Last night’s final was one that Colin Spencer might want to forget. He seemed to have problems with his voice during his rendition of One Last Vote and it affected his rendition. He just appeared ill at ease on stage. The true professional that he is, Spencer returned in the second half with Belated Birthday Greetings and seemingly tried to get through the song without too much vocal theatrics. He succeeded in doing so and though his position was not announced it could not have been what he anticipated coming into the final.
Sir Ruel impressed in the first half with the Mighty Gabby-penned Run For Cover that was one of several of the songs on the night that reviewed the current Government’s performance or lack thereof. Whether his handlers decided that his other song from the preliminaries and semifinal judging – Not My Vote – was merely Run For Cover II, the decision to change to The Printer was an example of an individual shooting himself in the foot. The replacement was forgettable to most by the time he returned to the dressing room area.

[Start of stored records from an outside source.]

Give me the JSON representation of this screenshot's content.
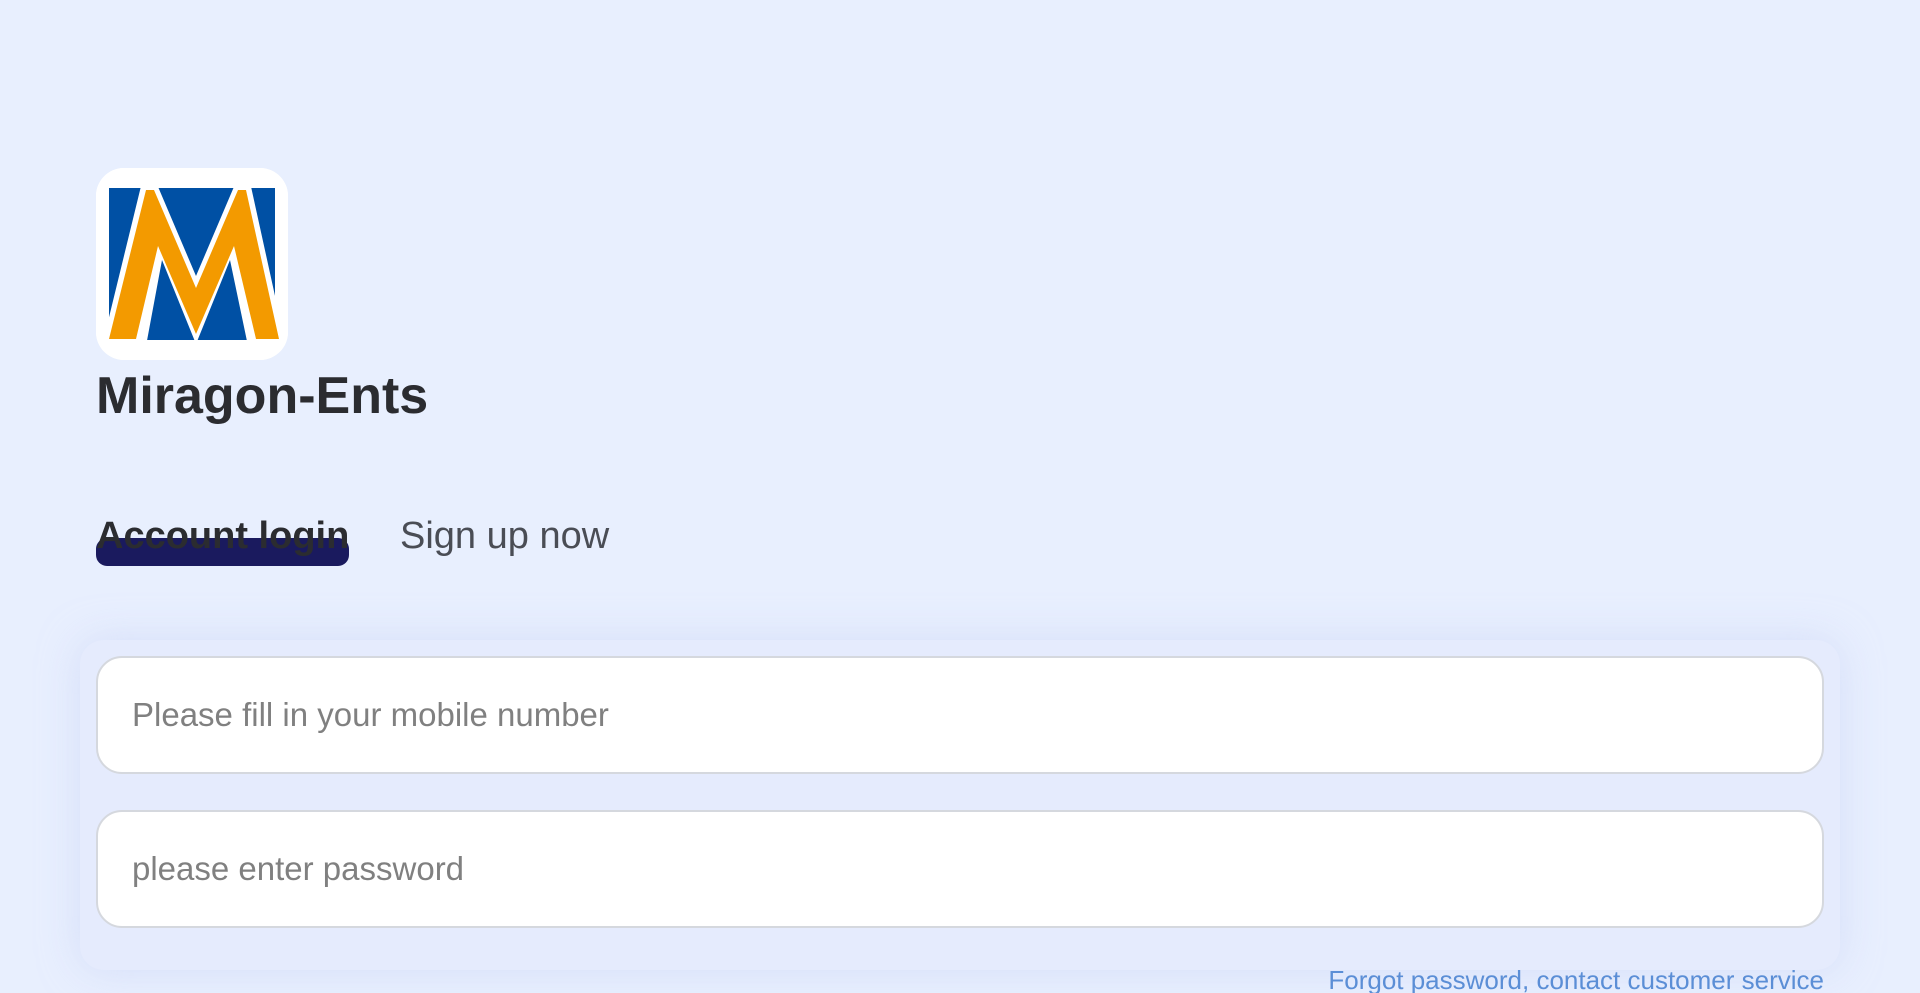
{
  "brand": {
    "name": "Miragon-Ents",
    "logo_icon": "miragon-m-logo-icon",
    "colors": {
      "logo_blue": "#0050a4",
      "logo_orange": "#f39a00"
    }
  },
  "tabs": {
    "items": [
      {
        "label": "Account login",
        "active": true
      },
      {
        "label": "Sign up now",
        "active": false
      }
    ],
    "active_color": "#1a1a5e"
  },
  "form": {
    "phone_placeholder": "Please fill in your mobile number",
    "phone_value": "",
    "password_placeholder": "please enter password",
    "password_value": "",
    "forgot_label": "Forgot password, contact customer service"
  },
  "colors": {
    "background": "#e8effe",
    "link": "#5b8ed6",
    "text_dark": "#2b2c30"
  }
}
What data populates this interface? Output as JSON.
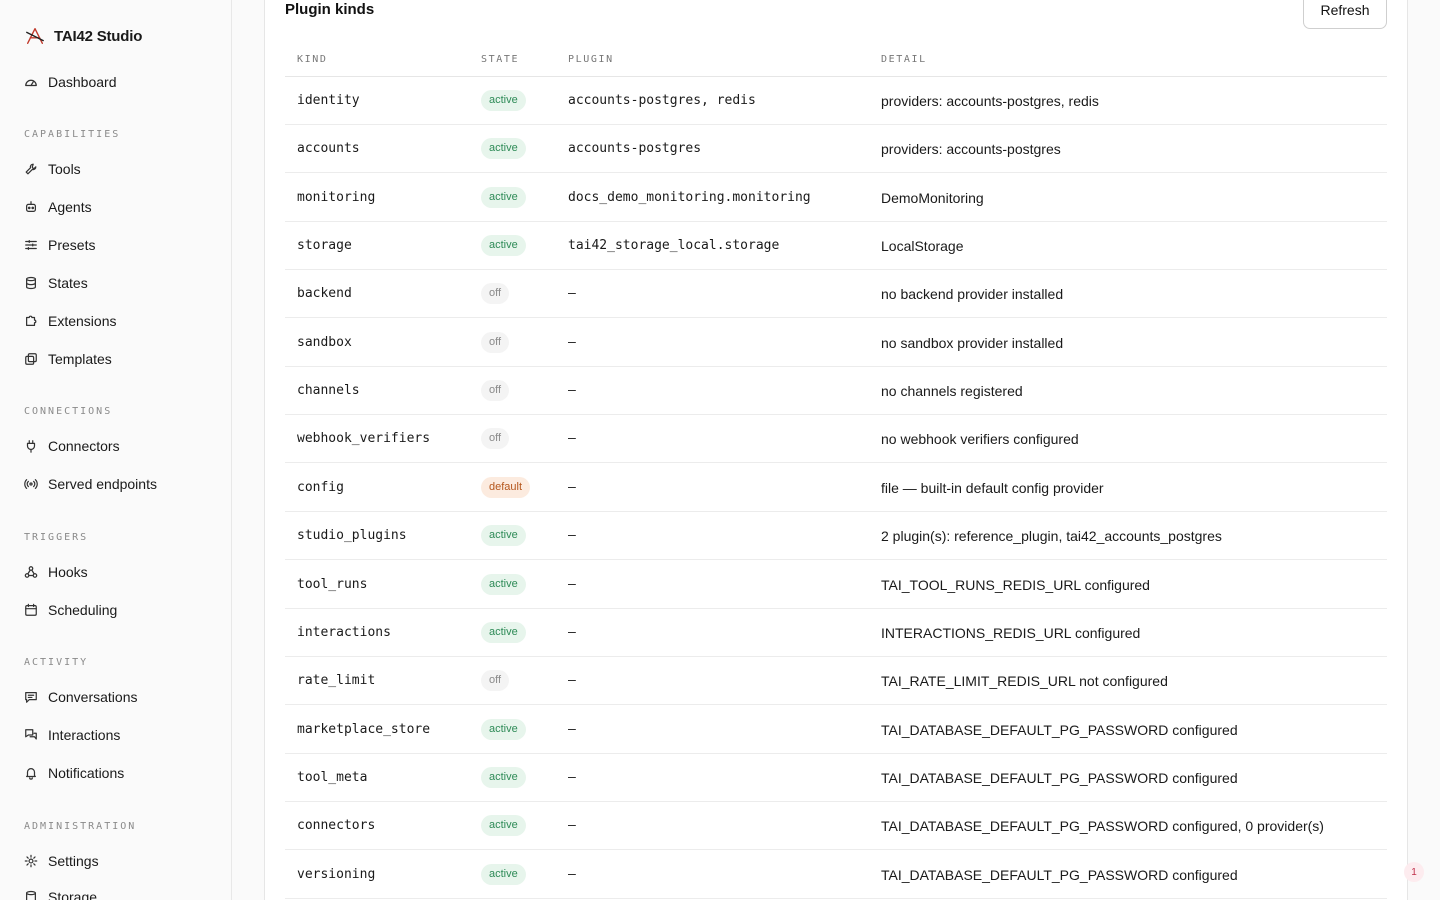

This was perhaps Adrian AC Clarke’s weakest outing in a Pic-O-De-Crop final. Some might argue that he was in the final in the first place because he was Adrian Clarke. While his rendition of both songs was good – as he always is – neither selection had a melody that lent itself to any reason to attempt to remember it.
Both of Classic’s songs, If Yuh Don’t Know and Divorce were very melodious. But so too are most nursery rhymes. The latter song is unvaryingly jingly in its rhythm and pattern of pitch. With the fifth place performer garnering 63 points, it would have been interesting to learn last night how many Classic received. His rendition was so-so, the lyrics were so-so, the melodies were so-so and the arrangements were so-so. But so-so was not enough to get him out of the bottom half of the line-up.
Aziza was dethroned but certainly not disgraced. She has a beautiful voice and her nation-building number We Still Standing Tall was a good effort in the first half on most of the judging counts. However, the quality of her rendition noticeably dropped in her second offering, The United Caribbean. This was a shame as once again the selection was quite pleasing in terms of its lyrics and melody.
Observer’s first half performance of Patriot was pure quality. But it seemed almost predictable that he would have issues with Socio-Party in the second half. Several listeners have had a problem with it from the start of the season and the genesis of that is in the writing. Perhaps, rather than use three or even four-syllabic words or just too many words in some of the lines, he could have used other shorter, less verbose options. This would have assisted in the rendition of the song, as that was the main problem to the ear. At times the lyrics were lost as he raced to keep in sync with the band. But overall, Observer could feel quite pleased with his return after a hiatus of more than a decade. He is a class act.
The musical accompaniment provided by the band was brilliant and emcee Mac Fingal kept the show moving adequately. However, his [or whoever’s] decision it was to transform the waiting period for the results from a calypso night into Q In The Community was ridiculous. If he felt in a nostalgic mood, maybe some Jack, Count The Cost, They Want To Know, Bag Of Riddles or Mr Harding would have been a wiser move. But an interlude of Una Mas from Daniel O’Donnell, Your Man from Josh Turner, and songs from other country and western crooners was utter nonsense, perhaps only outdone by the cramped and ill-conceived positioning of accommodations provided for the media.